### Task to complete
Only the number is needed: the count of lines in the records with the word "里程碑管理".

□ □ □ □ □ □ □

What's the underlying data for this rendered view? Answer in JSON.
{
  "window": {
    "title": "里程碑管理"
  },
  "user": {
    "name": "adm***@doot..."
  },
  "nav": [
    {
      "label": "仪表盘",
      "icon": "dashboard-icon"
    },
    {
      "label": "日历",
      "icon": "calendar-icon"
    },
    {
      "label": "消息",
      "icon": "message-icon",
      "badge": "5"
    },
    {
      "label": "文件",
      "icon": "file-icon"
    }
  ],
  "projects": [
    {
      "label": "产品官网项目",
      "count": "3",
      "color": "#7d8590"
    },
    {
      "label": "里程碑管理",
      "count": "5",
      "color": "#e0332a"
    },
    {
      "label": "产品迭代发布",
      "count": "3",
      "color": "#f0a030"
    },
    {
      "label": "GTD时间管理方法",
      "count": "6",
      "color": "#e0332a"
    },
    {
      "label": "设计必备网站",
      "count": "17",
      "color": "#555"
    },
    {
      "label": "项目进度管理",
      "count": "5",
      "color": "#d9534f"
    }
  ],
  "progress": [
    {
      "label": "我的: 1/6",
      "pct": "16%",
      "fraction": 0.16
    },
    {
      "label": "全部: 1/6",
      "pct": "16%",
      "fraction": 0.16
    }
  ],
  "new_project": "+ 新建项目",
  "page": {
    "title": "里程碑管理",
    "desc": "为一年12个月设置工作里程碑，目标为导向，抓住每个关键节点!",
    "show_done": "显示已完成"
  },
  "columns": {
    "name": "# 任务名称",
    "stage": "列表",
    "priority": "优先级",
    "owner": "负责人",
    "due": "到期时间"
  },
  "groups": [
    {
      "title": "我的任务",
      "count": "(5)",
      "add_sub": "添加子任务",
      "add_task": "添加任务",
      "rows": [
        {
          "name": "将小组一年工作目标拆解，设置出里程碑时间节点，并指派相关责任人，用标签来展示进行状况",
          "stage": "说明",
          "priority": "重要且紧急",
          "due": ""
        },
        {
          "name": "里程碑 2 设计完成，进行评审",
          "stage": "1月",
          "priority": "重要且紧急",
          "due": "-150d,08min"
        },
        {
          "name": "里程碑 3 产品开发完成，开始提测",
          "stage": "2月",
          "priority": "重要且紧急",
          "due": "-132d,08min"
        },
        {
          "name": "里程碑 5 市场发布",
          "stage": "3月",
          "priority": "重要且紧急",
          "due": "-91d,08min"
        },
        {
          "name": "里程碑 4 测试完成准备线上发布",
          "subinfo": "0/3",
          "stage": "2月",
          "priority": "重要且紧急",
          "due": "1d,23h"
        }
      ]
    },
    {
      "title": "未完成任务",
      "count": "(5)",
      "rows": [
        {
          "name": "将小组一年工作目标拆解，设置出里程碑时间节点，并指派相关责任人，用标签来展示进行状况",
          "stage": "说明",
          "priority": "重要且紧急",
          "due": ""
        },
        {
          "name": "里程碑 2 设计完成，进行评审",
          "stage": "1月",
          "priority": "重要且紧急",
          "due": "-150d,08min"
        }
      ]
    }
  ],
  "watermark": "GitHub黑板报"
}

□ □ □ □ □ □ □

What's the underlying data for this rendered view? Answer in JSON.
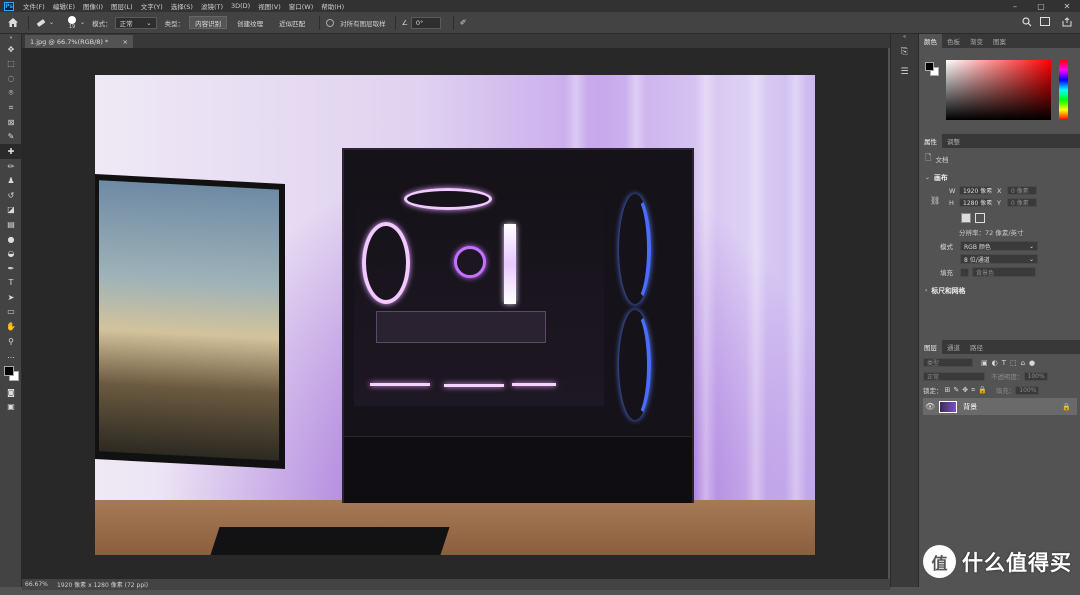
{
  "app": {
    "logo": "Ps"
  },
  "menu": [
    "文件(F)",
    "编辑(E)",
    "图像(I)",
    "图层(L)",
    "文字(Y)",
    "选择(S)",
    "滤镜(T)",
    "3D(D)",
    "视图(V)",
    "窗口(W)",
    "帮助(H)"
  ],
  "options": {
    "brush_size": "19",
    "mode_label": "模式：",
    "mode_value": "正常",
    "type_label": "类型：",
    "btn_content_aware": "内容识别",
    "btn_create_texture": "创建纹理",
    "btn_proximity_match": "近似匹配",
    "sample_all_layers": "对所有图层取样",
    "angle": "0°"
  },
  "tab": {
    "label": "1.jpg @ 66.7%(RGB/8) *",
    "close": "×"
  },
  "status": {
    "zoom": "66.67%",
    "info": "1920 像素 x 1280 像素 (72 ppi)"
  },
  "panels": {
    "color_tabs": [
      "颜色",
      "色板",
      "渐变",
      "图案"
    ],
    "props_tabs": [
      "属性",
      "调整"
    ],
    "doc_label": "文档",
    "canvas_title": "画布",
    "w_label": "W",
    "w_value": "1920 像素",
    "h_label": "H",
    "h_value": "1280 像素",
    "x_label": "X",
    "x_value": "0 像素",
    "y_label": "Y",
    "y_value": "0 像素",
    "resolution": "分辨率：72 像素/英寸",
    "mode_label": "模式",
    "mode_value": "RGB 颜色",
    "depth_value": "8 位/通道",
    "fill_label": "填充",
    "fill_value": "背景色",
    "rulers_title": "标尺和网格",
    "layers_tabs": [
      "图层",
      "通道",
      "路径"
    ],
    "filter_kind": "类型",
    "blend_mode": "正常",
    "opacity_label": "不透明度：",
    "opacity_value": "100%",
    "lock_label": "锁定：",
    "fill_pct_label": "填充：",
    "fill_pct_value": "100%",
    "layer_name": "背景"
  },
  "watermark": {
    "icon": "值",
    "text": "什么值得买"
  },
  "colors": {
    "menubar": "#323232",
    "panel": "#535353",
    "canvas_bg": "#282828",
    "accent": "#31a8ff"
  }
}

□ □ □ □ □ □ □

### Result of the task
3